Entries from a dataset of interfaces:
++++++

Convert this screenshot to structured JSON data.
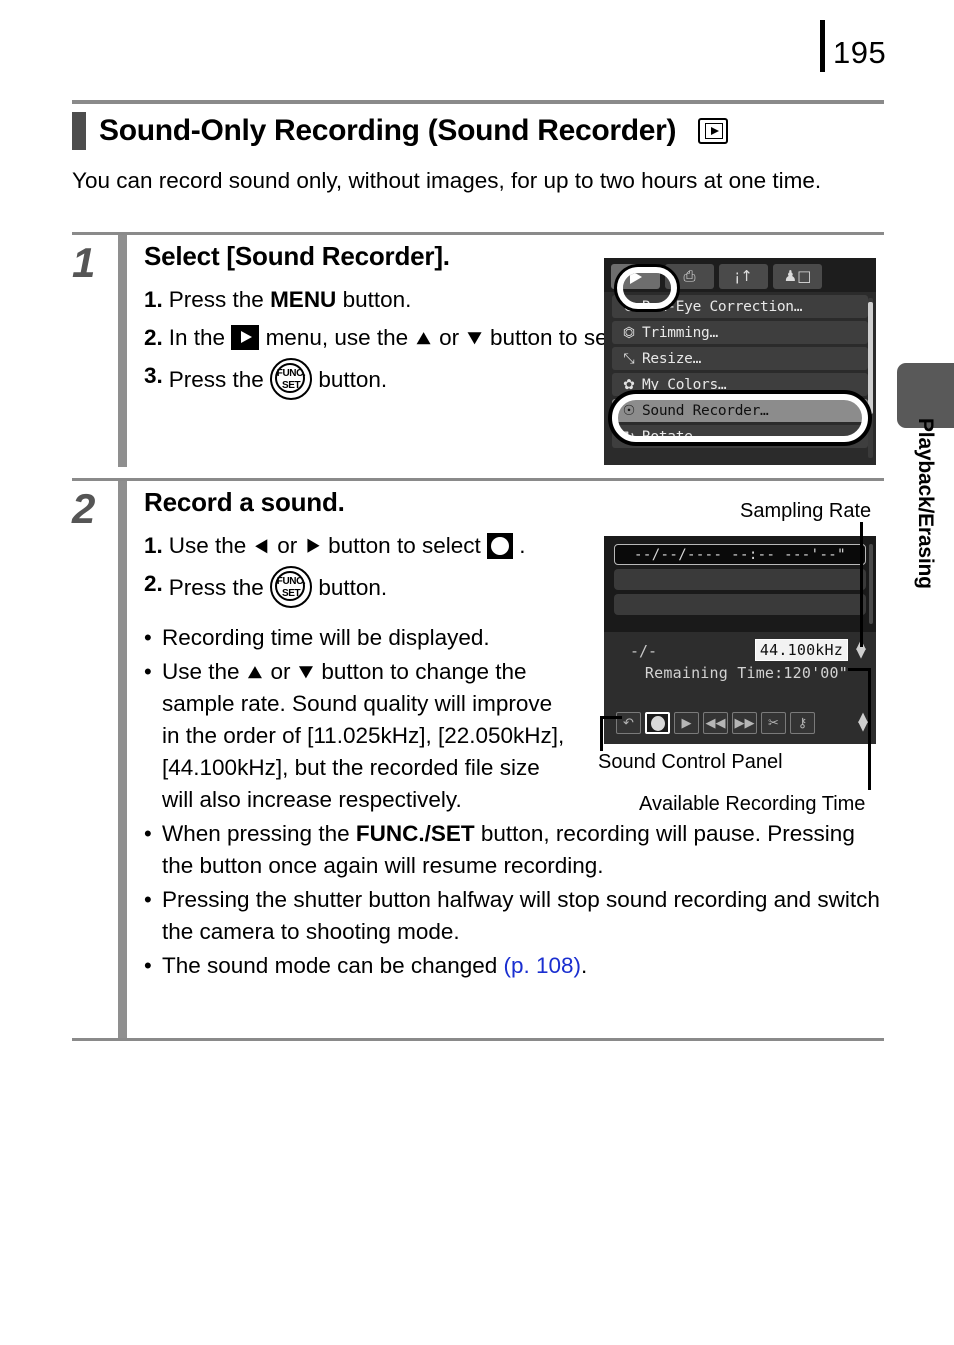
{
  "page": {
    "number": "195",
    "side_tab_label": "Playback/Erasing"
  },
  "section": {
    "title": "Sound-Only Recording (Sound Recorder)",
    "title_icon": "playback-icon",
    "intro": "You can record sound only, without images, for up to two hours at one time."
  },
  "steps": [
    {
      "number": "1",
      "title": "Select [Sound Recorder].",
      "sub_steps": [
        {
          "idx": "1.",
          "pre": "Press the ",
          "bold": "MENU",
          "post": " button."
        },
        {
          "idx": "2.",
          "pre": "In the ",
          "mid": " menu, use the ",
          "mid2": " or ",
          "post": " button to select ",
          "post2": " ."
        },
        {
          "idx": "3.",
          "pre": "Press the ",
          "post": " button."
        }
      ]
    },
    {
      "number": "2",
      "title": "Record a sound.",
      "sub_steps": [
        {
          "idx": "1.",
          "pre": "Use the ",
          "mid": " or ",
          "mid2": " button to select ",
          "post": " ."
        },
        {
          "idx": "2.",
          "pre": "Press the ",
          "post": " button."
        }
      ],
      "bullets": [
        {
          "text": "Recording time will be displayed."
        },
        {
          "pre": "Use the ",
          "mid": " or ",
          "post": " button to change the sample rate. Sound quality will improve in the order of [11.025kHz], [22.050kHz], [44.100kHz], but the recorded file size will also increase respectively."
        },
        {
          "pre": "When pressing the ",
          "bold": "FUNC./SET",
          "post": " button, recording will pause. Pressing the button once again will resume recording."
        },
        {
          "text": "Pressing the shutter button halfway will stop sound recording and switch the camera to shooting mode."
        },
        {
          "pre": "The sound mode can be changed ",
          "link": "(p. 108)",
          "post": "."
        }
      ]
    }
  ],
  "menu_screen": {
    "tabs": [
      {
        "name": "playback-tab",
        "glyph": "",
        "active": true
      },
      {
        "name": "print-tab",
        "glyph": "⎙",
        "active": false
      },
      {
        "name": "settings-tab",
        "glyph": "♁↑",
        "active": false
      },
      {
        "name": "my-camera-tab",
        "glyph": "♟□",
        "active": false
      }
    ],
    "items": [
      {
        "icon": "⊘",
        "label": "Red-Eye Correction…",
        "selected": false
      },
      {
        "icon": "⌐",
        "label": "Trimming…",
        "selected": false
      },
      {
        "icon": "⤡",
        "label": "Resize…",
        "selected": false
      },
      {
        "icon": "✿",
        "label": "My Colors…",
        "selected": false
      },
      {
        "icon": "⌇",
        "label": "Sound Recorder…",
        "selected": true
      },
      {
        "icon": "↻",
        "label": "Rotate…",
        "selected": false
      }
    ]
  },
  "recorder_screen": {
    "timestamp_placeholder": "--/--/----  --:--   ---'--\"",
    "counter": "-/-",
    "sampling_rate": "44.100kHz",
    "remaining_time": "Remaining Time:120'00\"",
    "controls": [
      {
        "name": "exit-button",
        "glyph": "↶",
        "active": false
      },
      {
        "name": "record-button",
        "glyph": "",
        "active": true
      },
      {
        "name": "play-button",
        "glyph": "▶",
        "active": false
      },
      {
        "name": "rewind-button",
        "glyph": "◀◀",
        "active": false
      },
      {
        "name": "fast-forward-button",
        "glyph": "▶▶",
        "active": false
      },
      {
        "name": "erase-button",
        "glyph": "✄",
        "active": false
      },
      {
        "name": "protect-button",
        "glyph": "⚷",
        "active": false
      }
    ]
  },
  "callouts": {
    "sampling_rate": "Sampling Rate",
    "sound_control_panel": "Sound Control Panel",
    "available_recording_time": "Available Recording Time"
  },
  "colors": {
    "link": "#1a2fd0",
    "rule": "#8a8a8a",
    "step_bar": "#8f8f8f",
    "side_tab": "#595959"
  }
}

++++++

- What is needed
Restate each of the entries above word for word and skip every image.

- Your response
Convert this screenshot to structured JSON data.
{
  "page": {
    "number": "195",
    "side_tab_label": "Playback/Erasing"
  },
  "section": {
    "title": "Sound-Only Recording (Sound Recorder)",
    "title_icon": "playback-icon",
    "intro": "You can record sound only, without images, for up to two hours at one time."
  },
  "steps": [
    {
      "number": "1",
      "title": "Select [Sound Recorder].",
      "sub_steps": [
        {
          "idx": "1.",
          "pre": "Press the ",
          "bold": "MENU",
          "post": " button."
        },
        {
          "idx": "2.",
          "pre": "In the ",
          "mid": " menu, use the ",
          "mid2": " or ",
          "post": " button to select ",
          "post2": " ."
        },
        {
          "idx": "3.",
          "pre": "Press the ",
          "post": " button."
        }
      ]
    },
    {
      "number": "2",
      "title": "Record a sound.",
      "sub_steps": [
        {
          "idx": "1.",
          "pre": "Use the ",
          "mid": " or ",
          "mid2": " button to select ",
          "post": " ."
        },
        {
          "idx": "2.",
          "pre": "Press the ",
          "post": " button."
        }
      ],
      "bullets": [
        {
          "text": "Recording time will be displayed."
        },
        {
          "pre": "Use the ",
          "mid": " or ",
          "post": " button to change the sample rate. Sound quality will improve in the order of [11.025kHz], [22.050kHz], [44.100kHz], but the recorded file size will also increase respectively."
        },
        {
          "pre": "When pressing the ",
          "bold": "FUNC./SET",
          "post": " button, recording will pause. Pressing the button once again will resume recording."
        },
        {
          "text": "Pressing the shutter button halfway will stop sound recording and switch the camera to shooting mode."
        },
        {
          "pre": "The sound mode can be changed ",
          "link": "(p. 108)",
          "post": "."
        }
      ]
    }
  ],
  "menu_screen": {
    "tabs": [
      {
        "name": "playback-tab",
        "glyph": "",
        "active": true
      },
      {
        "name": "print-tab",
        "glyph": "⎙",
        "active": false
      },
      {
        "name": "settings-tab",
        "glyph": "♁↑",
        "active": false
      },
      {
        "name": "my-camera-tab",
        "glyph": "♟□",
        "active": false
      }
    ],
    "items": [
      {
        "icon": "⊘",
        "label": "Red-Eye Correction…",
        "selected": false
      },
      {
        "icon": "⌐",
        "label": "Trimming…",
        "selected": false
      },
      {
        "icon": "⤡",
        "label": "Resize…",
        "selected": false
      },
      {
        "icon": "✿",
        "label": "My Colors…",
        "selected": false
      },
      {
        "icon": "⌇",
        "label": "Sound Recorder…",
        "selected": true
      },
      {
        "icon": "↻",
        "label": "Rotate…",
        "selected": false
      }
    ]
  },
  "recorder_screen": {
    "timestamp_placeholder": "--/--/----  --:--   ---'--\"",
    "counter": "-/-",
    "sampling_rate": "44.100kHz",
    "remaining_time": "Remaining Time:120'00\"",
    "controls": [
      {
        "name": "exit-button",
        "glyph": "↶",
        "active": false
      },
      {
        "name": "record-button",
        "glyph": "",
        "active": true
      },
      {
        "name": "play-button",
        "glyph": "▶",
        "active": false
      },
      {
        "name": "rewind-button",
        "glyph": "◀◀",
        "active": false
      },
      {
        "name": "fast-forward-button",
        "glyph": "▶▶",
        "active": false
      },
      {
        "name": "erase-button",
        "glyph": "✄",
        "active": false
      },
      {
        "name": "protect-button",
        "glyph": "⚷",
        "active": false
      }
    ]
  },
  "callouts": {
    "sampling_rate": "Sampling Rate",
    "sound_control_panel": "Sound Control Panel",
    "available_recording_time": "Available Recording Time"
  },
  "colors": {
    "link": "#1a2fd0",
    "rule": "#8a8a8a",
    "step_bar": "#8f8f8f",
    "side_tab": "#595959"
  }
}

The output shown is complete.